**Your instructions:** Show each line of the entries below in which the word "Leave" appears.

***** Dataset content

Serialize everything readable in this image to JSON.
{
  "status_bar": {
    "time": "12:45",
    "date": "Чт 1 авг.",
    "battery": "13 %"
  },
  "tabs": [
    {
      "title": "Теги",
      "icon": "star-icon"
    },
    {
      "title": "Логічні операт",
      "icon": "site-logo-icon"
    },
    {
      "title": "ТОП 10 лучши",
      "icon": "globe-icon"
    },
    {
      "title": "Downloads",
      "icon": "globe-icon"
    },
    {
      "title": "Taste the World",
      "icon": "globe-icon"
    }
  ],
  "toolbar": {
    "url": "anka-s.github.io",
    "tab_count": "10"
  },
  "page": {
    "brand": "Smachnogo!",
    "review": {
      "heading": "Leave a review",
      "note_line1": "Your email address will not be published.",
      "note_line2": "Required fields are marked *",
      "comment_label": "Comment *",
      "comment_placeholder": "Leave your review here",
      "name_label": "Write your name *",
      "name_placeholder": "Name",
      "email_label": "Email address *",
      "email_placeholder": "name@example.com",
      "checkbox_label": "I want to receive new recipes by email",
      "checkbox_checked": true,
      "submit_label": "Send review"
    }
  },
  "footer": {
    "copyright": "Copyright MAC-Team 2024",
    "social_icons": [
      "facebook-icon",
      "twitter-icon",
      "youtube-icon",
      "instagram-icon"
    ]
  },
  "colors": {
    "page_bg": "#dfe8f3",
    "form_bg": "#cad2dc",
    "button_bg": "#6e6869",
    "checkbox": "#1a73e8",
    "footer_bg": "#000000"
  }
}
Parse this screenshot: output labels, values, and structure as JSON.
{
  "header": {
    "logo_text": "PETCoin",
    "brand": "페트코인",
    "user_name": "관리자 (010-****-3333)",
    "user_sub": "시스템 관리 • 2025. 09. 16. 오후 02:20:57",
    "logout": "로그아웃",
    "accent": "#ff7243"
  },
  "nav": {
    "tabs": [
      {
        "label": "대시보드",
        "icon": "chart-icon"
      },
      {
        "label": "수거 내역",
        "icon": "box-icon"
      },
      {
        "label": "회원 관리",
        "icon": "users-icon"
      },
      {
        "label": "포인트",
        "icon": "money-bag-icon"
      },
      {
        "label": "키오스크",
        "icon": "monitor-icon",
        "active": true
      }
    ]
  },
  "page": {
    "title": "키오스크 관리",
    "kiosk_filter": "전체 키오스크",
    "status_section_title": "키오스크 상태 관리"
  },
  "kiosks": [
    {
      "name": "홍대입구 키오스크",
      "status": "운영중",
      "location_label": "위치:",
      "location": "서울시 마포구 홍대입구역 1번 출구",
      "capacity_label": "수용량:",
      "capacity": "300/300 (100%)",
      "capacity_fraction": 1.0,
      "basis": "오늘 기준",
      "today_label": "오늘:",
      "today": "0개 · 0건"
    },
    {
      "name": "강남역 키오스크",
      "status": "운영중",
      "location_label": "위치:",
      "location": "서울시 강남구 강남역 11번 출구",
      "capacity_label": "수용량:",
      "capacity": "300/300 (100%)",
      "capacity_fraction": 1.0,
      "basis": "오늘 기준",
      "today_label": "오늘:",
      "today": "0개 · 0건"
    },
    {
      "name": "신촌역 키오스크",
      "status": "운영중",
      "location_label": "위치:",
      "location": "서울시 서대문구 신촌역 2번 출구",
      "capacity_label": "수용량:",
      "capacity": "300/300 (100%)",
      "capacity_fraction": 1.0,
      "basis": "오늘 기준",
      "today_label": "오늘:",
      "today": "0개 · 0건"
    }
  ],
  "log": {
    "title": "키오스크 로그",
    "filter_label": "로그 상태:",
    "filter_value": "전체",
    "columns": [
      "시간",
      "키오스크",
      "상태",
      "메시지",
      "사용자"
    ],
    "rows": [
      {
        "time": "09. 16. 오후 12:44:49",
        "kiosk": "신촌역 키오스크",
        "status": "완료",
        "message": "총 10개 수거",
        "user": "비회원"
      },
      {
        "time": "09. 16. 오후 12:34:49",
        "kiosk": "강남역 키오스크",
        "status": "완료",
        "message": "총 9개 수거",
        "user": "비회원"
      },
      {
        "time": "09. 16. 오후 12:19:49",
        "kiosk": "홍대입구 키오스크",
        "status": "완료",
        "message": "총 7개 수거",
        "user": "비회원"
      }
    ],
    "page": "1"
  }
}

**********

**Response:**
      "heading": "Leave a review",
      "comment_placeholder": "Leave your review here",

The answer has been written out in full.